**ACTIVITY:**
Return only those lines of the records below in which "Entities" appears.

**DATA FOR THE TASK:**
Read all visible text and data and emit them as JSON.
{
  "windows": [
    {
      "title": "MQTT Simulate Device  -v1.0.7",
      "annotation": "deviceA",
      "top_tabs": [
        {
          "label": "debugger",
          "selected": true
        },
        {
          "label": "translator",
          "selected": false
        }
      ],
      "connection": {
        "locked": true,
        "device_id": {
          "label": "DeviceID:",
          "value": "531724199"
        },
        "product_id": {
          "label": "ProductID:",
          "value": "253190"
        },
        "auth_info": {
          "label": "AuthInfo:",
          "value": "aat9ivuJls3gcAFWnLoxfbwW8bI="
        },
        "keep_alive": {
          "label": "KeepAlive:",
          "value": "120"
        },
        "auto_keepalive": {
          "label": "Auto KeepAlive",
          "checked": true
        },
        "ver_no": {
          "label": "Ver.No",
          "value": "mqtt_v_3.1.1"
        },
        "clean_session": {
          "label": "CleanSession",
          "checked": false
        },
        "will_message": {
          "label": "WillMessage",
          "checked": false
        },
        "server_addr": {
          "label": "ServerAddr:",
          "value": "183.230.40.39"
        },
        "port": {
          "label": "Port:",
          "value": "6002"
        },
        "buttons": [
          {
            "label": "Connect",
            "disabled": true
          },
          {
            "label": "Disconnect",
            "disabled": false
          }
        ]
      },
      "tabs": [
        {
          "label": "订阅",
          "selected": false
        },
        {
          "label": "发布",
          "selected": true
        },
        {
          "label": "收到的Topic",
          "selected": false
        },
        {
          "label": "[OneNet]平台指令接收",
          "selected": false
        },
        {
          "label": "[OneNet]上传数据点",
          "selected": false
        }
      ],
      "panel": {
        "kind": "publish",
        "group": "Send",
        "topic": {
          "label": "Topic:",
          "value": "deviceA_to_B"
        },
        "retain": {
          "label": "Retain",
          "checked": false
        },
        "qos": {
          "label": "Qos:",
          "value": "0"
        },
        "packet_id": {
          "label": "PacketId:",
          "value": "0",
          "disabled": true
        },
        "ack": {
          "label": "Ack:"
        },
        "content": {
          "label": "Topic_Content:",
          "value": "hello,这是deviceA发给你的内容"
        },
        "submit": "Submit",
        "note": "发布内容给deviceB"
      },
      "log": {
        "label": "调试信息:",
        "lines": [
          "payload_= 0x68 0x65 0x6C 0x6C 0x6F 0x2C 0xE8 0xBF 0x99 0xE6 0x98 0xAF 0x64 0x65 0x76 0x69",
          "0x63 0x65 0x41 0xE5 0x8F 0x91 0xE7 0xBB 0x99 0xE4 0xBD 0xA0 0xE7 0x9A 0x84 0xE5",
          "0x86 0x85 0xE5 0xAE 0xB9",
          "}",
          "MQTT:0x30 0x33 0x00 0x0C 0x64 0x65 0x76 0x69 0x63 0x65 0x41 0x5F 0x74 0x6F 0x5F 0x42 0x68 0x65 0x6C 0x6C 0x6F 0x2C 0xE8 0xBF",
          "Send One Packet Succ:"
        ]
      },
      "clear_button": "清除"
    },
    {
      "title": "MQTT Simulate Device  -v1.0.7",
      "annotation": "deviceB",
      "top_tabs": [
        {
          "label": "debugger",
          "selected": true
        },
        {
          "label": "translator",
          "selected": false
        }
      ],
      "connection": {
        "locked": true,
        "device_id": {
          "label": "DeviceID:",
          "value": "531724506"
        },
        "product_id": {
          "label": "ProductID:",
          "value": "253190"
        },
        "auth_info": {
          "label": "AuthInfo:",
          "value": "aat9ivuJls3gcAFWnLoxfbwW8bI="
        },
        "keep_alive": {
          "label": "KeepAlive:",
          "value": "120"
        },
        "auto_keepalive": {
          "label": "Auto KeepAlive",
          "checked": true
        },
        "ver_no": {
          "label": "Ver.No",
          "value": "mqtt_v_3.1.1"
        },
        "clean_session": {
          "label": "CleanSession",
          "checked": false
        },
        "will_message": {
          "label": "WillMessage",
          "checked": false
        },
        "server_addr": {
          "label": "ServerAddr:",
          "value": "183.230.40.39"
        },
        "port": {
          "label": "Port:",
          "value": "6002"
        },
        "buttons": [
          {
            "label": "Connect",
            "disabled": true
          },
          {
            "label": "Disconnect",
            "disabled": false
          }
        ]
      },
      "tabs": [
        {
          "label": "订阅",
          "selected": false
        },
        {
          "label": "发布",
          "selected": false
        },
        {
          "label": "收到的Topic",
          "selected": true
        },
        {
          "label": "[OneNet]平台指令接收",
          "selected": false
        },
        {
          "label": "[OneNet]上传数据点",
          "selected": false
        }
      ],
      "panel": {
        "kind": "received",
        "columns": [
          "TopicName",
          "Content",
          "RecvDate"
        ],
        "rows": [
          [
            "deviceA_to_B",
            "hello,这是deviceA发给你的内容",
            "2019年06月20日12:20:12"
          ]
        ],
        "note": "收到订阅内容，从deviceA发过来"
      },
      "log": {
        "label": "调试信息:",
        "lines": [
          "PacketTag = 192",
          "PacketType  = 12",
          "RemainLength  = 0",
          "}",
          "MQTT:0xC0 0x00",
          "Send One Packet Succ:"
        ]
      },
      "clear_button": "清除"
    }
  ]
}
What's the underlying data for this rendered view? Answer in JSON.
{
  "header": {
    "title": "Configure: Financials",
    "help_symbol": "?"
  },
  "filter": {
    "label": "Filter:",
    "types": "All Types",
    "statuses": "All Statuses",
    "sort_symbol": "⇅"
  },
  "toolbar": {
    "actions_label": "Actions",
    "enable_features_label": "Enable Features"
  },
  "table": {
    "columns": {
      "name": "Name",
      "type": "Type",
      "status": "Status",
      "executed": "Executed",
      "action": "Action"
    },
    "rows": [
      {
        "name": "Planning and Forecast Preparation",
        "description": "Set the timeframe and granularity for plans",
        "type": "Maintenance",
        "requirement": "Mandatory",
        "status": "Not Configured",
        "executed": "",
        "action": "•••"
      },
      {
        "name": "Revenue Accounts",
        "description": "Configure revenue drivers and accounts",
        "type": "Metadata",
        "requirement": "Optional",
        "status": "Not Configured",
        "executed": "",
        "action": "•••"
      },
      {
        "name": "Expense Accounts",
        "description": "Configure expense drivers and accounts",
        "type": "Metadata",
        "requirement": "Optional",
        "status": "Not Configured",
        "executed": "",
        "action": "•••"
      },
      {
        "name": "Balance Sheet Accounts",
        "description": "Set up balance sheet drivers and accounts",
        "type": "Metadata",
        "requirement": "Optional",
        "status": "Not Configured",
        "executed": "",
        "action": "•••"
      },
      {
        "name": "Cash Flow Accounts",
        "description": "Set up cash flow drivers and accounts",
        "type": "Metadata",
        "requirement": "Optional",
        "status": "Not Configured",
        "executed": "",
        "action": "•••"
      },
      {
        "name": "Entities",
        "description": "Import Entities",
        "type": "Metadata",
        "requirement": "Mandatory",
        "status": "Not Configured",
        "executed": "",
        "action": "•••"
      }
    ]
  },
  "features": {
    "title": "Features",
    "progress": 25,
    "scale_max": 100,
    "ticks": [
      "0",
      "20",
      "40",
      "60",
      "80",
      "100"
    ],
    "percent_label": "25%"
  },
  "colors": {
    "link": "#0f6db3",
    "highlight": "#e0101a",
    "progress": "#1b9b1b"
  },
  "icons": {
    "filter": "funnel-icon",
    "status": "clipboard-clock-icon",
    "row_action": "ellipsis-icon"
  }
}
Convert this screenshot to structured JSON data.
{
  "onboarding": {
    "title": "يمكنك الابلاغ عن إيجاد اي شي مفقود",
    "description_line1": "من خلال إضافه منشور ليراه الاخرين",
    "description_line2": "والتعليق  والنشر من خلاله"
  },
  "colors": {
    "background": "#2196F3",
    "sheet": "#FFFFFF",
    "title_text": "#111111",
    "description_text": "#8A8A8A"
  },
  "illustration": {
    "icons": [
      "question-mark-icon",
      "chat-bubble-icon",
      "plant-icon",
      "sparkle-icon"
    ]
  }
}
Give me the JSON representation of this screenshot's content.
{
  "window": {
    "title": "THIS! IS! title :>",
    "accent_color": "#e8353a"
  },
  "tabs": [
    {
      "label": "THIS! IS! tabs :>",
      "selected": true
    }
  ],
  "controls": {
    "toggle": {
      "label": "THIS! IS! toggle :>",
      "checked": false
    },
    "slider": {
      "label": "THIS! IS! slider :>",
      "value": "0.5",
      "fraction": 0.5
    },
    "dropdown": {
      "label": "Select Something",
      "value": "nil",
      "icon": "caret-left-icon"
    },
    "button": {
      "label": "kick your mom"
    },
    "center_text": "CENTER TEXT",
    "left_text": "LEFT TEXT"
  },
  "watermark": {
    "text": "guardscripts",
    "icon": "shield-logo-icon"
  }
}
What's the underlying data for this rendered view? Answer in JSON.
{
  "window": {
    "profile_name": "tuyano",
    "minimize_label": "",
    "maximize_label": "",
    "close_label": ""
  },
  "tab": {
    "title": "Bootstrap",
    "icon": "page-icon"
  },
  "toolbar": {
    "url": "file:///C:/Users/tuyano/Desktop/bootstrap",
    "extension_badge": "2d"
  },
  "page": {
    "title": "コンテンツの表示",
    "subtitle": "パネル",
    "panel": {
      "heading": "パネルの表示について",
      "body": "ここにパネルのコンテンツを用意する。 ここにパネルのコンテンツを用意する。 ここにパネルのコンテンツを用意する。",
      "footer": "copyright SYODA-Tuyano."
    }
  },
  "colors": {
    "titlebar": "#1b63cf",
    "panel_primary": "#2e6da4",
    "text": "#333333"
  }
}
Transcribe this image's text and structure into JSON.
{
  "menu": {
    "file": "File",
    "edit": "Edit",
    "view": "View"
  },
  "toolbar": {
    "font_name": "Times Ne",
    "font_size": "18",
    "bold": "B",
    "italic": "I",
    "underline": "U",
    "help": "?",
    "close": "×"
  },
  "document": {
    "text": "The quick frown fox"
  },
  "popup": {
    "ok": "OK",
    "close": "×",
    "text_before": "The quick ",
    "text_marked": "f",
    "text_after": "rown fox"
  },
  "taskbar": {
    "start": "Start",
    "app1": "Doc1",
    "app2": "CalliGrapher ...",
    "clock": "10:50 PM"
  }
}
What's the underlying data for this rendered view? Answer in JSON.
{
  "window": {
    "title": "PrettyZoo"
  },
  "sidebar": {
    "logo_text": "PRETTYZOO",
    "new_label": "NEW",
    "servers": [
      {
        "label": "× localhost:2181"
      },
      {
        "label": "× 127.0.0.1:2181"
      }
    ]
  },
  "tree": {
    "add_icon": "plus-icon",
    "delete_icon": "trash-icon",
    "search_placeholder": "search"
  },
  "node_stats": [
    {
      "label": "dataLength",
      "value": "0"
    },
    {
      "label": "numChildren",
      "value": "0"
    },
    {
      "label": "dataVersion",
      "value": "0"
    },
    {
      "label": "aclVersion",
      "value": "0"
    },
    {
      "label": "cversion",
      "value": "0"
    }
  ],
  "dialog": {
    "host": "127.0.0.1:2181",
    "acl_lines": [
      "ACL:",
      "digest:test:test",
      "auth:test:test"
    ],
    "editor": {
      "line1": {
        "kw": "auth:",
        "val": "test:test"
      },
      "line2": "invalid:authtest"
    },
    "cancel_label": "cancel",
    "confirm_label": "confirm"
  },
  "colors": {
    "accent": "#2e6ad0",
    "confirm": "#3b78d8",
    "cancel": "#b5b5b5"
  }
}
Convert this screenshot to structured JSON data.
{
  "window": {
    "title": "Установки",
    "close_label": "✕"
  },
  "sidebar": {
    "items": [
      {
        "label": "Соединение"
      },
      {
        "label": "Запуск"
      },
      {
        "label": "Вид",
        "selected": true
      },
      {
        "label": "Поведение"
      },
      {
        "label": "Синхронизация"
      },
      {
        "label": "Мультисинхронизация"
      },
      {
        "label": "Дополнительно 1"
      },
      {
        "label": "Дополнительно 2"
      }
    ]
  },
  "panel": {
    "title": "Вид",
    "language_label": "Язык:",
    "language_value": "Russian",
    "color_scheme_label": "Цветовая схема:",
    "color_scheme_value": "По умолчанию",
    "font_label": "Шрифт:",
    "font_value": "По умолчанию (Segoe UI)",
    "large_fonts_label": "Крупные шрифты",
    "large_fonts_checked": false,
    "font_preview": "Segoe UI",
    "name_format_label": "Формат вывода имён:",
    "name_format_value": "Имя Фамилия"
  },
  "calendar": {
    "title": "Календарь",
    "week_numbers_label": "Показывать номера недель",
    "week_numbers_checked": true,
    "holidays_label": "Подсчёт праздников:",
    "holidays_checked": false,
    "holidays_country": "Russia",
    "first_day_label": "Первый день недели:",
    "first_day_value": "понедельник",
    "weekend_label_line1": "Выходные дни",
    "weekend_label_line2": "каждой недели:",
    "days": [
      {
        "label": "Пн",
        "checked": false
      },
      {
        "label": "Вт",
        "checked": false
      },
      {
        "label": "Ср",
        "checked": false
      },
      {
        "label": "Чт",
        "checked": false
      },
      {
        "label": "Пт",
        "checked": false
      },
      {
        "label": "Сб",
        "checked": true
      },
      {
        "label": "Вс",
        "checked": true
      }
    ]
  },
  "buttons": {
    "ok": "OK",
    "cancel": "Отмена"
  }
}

**RESPONSE:**
        "name": "Entities",
        "description": "Import Entities",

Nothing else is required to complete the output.